The other attack occurred Saturday on a busy Manhattan-bound subway train at a station in Brooklyn. Video of the attack on a man believed to be Asian was shared by another passenger on TikTok and has been viewed millions of times.
Police are still searching for the unidentified attacker, who punched the man several times and put him in a chokehold until he was unconscious. The attacker then slammed the man's head against a subway seat before leaving the train.
A $2,500 reward is also being offered in this case:
Need MORE info re: Sat, 3/27/21, approx. 8:00 PM, 'J' Train at Kosciuszko Station, the perpetrator ⬇️ assaulted a male victim. Call 1-800-577-8477. Reward up to💲2,500 payable by Crime Stoppers upon arrest and indictment of the person(s) responsible for the above listed crime. pic.twitter.com/fLz6ThHgxy
— NYPD Hate Crimes (@NYPDHateCrimes) March 30, 2021
New York police are trying a new strategy, placing undercover Asian officers around the city, CBS New York notes.
The Biden administration announced new actions Tuesday to try to combat the rise in violence against the AAPI community. They include reinstating the White House initiative on Asian Americans and Pacific Islanders, establishing a COVID-19 equity task force, and a Justice Department initiative to respond to anti-Asian violence.
According to the organization Stop AAPI Hate, roughly 3,800 hate crimes against Asian Americans have been reported in the U.S. from March 2020 to April 2021. A recent study showed that former President Trump's use of the phrase "Chinese virus" to refer to COVID-19 increased the use of anti-Asian hashtags on Twitter.
Earlier this month, a gunman killed eight people, including six women of Asian descent, in a series of shootings at spas in the Atlanta area. Dozens gathered in New York City on Monday night for a candlelight vigil honoring the victims of the shooting.

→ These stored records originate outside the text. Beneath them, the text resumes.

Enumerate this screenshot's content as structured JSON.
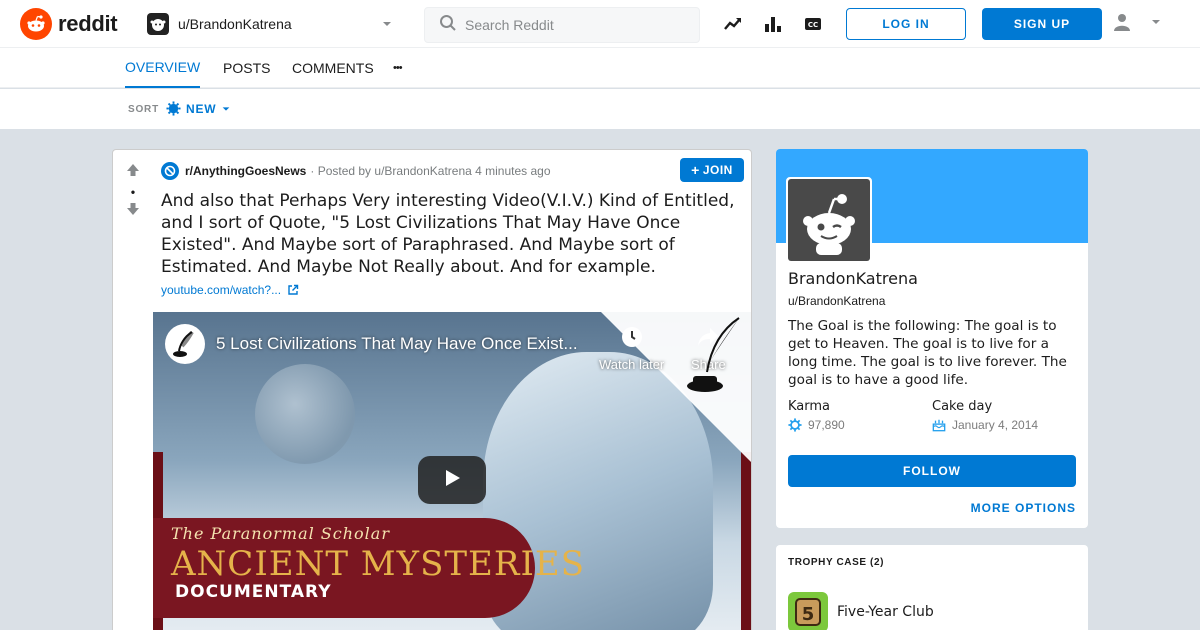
{
  "header": {
    "logo_text": "reddit",
    "community": "u/BrandonKatrena",
    "search_placeholder": "Search Reddit",
    "login_label": "LOG IN",
    "signup_label": "SIGN UP",
    "icons": [
      "trending-icon",
      "stats-icon",
      "cc-icon"
    ]
  },
  "tabs": [
    {
      "label": "OVERVIEW",
      "active": true
    },
    {
      "label": "POSTS",
      "active": false
    },
    {
      "label": "COMMENTS",
      "active": false
    },
    {
      "label": "•••",
      "active": false
    }
  ],
  "sort": {
    "label": "SORT",
    "value": "NEW"
  },
  "post": {
    "subreddit": "r/AnythingGoesNews",
    "posted_by": "· Posted by u/BrandonKatrena 4 minutes ago",
    "join_label": "JOIN",
    "title": "And also that Perhaps Very interesting Video(V.I.V.) Kind of Entitled, and I sort of Quote, \"5 Lost Civilizations That May Have Once Existed\". And Maybe sort of Paraphrased. And Maybe sort of Estimated. And Maybe Not Really about. And for example.",
    "link": "youtube.com/watch?...",
    "video": {
      "title": "5 Lost Civilizations That May Have Once Exist...",
      "watch_later": "Watch later",
      "share": "Share",
      "banner_script": "The Paranormal Scholar",
      "banner_main": "ANCIENT MYSTERIES",
      "banner_sub": "DOCUMENTARY"
    }
  },
  "profile": {
    "name": "BrandonKatrena",
    "handle": "u/BrandonKatrena",
    "description": "The Goal is the following: The goal is to get to Heaven. The goal is to live for a long time. The goal is to live forever. The goal is to have a good life.",
    "karma_label": "Karma",
    "karma_value": "97,890",
    "cakeday_label": "Cake day",
    "cakeday_value": "January 4, 2014",
    "follow_label": "FOLLOW",
    "more_options_label": "MORE OPTIONS"
  },
  "trophy_case": {
    "title": "TROPHY CASE (2)",
    "items": [
      {
        "name": "Five-Year Club",
        "badge": "5"
      }
    ]
  },
  "colors": {
    "brand": "#ff4500",
    "accent": "#0079d3",
    "banner": "#33a8ff",
    "background": "#dae0e6"
  }
}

Over the weekend, thousands of people took part in protests across the country to raise awareness about the racial discrimination that Asian Americans have experienced for decades, as organizers demanded legislative action to combat the issue.
Sophie Lewis contributed reporting.